PROVIDING FALSE OR INCOMPLETE INFORMATION ON A CANADIAN CITIZENSHIP OR IMMIGRATION FORM
Many people come to our law office after they have applied for renewal of their Permanent Residence Card or after they have applied for Canadian Citizenship. After sending the Application to Citizenship and Immigration Canada and setting out the time that they were “in Canada” they receive a request from Citizenship and Immigration Canada that they provide proof of the time spent in Canada. This process is called “Proof of Residence.”
In many cases the time they “reportedly” spent in Canada does not match the Canadian Border Services Agency (CBSA) records of the individual’s entry into Canada. It may be a surprise to some but CBSA keeps computer records of each and every entry into Canada.
Some people just guess at the time they spent in Canada. Other people put false information down on the Forms and Residence Calculator. They are either careless or they are attempting to mislead the Government on the time they actually spent in Canada. If there is a discrepancy Immigration Refugee, Citizenship Canada (IRCC), formerly known as Citizenship Immigration Canada (CIC), will request that a Residence Questionnaire be completed also requiring strong supporting documentation that supports the claim for time spent in Canada.
It is a very serious offence to provide false information on any Citizenship and Immigration document. This law also covers any omission of a material fact which “directly or indirectly misrepresent or withhold material facts relating to a relevant matter that induces or could induce an error in the administration of this Act.”
It is also a serious offense to counsel someone to make a misrepresentation. Here are the relevant sections of the Immigration and Refugee Protection Act (IRPA).
126 Every person who knowingly counsels, induces, aids or abets or attempts to counsel, induce, aid or abet any person to directly or indirectly misrepresent or withhold material facts relating to a relevant matter that induces or could induce an error in the administration of this Act is guilty of an offence.
127 No person shall knowingly
- (a) directly or indirectly misrepresent or withhold material facts relating to a relevant matter that induces or could induce an error in the administration of this Act;

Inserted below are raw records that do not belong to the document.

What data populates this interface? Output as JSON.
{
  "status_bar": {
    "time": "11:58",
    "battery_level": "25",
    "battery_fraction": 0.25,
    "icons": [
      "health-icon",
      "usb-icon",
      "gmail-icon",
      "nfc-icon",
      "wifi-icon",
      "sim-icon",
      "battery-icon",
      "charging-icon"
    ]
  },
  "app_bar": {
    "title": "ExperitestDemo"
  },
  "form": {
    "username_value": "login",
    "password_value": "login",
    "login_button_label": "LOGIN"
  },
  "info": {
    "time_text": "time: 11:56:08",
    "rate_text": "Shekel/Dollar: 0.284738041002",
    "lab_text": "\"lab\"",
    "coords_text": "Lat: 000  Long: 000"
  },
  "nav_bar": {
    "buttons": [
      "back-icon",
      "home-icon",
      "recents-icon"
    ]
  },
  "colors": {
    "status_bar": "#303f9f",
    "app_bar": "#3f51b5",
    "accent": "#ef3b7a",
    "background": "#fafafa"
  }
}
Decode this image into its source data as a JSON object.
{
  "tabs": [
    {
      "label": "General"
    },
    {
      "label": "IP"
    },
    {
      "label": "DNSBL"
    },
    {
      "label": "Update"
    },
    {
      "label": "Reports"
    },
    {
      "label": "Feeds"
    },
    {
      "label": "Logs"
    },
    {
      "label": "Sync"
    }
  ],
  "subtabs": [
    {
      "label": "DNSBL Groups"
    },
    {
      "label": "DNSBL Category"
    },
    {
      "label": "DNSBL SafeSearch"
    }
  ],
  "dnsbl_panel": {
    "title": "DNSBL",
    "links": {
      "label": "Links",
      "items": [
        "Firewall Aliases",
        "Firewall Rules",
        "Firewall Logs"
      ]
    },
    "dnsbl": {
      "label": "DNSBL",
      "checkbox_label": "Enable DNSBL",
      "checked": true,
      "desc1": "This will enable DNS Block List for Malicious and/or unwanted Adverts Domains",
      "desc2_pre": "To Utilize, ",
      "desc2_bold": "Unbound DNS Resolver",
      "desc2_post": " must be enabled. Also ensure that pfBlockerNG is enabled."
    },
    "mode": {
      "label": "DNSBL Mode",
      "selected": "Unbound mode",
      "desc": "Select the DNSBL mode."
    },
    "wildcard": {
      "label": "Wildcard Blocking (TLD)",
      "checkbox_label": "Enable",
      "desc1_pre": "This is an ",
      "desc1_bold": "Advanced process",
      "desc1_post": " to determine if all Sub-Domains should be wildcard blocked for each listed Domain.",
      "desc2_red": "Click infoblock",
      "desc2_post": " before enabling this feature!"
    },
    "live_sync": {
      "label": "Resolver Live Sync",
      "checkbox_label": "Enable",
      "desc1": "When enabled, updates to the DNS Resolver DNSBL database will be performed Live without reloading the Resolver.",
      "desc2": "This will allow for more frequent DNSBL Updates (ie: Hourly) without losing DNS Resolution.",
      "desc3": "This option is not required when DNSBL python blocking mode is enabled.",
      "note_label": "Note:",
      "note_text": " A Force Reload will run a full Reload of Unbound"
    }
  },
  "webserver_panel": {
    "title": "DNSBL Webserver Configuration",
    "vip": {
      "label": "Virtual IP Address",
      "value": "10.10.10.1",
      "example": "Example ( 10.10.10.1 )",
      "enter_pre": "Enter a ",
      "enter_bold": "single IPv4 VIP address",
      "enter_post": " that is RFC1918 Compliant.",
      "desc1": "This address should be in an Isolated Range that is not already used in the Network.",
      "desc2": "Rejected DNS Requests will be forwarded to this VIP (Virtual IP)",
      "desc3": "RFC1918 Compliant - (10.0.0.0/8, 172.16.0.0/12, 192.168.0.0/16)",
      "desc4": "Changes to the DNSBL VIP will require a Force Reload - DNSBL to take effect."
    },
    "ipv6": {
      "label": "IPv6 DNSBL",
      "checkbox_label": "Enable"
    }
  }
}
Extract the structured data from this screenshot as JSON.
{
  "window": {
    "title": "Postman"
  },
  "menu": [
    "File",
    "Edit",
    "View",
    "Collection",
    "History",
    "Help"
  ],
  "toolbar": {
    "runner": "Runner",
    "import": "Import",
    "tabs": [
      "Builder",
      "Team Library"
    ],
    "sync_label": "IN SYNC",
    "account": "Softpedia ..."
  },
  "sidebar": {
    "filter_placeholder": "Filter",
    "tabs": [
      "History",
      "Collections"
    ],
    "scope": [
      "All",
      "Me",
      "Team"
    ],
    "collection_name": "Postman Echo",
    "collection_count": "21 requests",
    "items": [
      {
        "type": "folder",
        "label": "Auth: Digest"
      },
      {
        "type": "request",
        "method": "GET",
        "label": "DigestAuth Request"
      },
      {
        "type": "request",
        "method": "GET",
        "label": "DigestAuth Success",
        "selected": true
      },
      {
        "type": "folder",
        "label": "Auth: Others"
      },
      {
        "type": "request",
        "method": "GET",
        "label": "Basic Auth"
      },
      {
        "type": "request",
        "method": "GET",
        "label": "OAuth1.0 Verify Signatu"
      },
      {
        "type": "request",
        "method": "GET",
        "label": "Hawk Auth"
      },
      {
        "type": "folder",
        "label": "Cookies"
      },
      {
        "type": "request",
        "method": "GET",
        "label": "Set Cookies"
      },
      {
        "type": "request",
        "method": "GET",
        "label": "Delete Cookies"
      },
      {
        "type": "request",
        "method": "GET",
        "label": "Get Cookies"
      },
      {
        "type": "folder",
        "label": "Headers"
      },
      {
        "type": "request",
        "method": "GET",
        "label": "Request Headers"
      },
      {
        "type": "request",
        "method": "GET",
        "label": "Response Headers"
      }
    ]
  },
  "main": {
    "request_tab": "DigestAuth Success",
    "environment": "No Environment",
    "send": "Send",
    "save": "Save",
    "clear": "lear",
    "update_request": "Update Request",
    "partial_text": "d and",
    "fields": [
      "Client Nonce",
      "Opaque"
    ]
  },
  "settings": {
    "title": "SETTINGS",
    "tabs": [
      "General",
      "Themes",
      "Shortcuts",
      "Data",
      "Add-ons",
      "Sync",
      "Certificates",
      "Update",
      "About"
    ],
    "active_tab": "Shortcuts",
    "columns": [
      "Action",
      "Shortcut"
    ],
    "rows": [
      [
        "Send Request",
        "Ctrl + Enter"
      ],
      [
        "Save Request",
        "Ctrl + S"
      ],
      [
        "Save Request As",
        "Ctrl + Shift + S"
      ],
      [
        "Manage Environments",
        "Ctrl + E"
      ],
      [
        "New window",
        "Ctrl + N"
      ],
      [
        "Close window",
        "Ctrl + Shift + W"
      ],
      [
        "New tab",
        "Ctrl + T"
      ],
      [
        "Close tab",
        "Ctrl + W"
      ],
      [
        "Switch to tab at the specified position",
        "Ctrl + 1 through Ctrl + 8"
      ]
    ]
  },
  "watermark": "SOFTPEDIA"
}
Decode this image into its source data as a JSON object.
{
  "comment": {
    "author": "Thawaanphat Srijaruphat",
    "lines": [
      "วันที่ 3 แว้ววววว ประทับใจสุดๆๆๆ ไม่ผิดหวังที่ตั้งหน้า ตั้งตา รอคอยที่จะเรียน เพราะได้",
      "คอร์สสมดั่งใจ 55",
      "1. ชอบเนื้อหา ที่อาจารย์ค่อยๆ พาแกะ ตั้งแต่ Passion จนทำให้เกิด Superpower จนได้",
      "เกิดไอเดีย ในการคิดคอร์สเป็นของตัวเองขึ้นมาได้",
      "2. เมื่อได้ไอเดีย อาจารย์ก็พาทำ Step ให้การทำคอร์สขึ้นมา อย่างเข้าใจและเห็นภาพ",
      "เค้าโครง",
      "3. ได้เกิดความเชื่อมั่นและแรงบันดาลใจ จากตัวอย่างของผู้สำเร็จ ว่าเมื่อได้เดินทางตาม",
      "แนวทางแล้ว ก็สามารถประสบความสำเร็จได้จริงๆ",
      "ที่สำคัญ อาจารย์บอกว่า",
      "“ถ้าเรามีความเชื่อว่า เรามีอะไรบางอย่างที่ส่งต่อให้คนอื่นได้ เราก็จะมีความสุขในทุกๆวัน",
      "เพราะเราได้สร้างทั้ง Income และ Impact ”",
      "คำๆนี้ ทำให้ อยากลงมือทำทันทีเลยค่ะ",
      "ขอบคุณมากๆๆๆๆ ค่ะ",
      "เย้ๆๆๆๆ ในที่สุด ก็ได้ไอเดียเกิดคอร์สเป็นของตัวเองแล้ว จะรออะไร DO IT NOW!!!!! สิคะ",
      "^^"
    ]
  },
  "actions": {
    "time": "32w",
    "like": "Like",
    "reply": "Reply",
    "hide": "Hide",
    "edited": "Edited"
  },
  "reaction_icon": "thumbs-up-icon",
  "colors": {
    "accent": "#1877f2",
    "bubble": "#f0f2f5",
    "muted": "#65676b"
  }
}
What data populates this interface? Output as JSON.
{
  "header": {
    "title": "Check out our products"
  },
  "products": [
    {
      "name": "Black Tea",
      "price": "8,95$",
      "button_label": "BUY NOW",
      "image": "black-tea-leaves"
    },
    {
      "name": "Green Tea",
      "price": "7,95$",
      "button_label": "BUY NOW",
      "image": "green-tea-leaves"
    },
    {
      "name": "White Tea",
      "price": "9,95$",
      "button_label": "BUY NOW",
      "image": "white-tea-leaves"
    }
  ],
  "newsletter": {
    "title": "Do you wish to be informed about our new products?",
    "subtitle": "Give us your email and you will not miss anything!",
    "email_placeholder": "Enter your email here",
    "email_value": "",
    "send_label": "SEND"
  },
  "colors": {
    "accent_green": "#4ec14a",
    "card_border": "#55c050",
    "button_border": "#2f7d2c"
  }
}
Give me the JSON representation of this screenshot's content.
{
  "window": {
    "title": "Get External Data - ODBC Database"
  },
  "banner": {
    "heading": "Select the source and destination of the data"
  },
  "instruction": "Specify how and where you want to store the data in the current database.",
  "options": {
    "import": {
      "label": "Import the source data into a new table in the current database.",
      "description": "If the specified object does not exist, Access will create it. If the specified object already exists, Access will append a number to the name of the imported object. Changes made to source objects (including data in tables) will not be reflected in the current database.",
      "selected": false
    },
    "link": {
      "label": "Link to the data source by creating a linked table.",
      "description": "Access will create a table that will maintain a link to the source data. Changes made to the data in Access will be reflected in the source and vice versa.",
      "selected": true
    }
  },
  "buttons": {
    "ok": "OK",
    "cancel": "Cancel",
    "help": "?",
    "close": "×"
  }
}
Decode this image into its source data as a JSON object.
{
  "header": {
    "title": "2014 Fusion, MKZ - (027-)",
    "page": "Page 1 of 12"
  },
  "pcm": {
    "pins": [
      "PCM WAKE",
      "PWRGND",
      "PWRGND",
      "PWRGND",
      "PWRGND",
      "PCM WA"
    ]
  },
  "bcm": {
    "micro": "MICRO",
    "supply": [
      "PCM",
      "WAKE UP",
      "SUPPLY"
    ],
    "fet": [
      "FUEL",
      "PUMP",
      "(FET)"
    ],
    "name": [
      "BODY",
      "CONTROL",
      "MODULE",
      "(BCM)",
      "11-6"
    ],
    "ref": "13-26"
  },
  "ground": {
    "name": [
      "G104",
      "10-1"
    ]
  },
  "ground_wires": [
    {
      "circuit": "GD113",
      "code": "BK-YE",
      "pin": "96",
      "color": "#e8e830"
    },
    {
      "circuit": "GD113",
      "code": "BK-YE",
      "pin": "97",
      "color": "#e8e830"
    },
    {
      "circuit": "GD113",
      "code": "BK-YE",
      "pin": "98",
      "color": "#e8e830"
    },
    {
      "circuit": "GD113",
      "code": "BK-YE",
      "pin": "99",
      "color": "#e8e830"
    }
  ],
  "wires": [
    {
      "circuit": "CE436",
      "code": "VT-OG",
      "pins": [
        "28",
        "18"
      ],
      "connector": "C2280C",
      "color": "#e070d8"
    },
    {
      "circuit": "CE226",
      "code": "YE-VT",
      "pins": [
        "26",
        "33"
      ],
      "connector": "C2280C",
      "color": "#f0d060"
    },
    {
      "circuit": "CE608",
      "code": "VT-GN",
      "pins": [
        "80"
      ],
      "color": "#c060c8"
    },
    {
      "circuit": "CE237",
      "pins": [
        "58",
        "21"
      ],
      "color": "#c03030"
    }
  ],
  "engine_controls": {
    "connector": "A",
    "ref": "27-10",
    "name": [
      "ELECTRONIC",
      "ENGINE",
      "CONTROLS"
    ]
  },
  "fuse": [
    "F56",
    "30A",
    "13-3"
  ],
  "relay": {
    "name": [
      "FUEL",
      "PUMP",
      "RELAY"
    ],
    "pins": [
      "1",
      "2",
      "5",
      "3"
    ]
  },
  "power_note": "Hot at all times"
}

- (b) communicate, directly or indirectly, by any means, false or misleading information or declarations with intent to induce or deter immigration to Canada; or
- (c) refuse to be sworn or to affirm or declare, as the case may be, or to answer a question put to the person at an examination or at a proceeding held under this Act.
- 2001, c. 27, s. 127;
- 2015, c. 3, s. 115(F).
128 A person who contravenes a provision of section 126 or 127 is guilty of an offence and liable
- (a) on conviction on indictment, to a fine of not more than $100,000 or to imprisonment for a term of not more than five years, or to both; or
- (b) on summary conviction, to a fine of not more than $50,000 or to imprisonment for a term of not more than two years, or to both.
There are potentially very serious penalties for counselling misrepresentation or to omit or put false information on an Official Citizenship and Immigration document.
A person who also withholds information, like a marriage, divorce or the existence of children or a past criminal record also faces the serious risk of losing their Permanent Residence or even Canadian Citizenship for putting incomplete or false information on a Citizenship or Immigration form. They also could be fined and even sent to prison.
It is clearly the best idea is to follow the law and to properly prepare the Citizenship or Immigration forms so that they are accurate and complete to the best of your ability. A minor error in an address or date will probably not cause any problem. But a serious error or omission in dates would probably result in the Application be sent for further review and resulting in long delays with processing the Application. There also may be much more serious consequences.
It is a very good idea to consult with a qualified professional before one submits any Application form for Citizenship or Permanent Residence. It is better to ask questions before one submits an incomplete or incorrect Application. One has to be very careful when it comes to reporting the time spent in Canada or you could face serious consequences.
Reprinted with permission.
Edward C. Corrigan is a lawyer certified as a Specialist in Citizenship and Immigration Law and Immigration and Refugee Protection by the Law Society of Upper Canada in London, Ontario, Canada. He can be reached at email@example.com or at (519) 439-4015.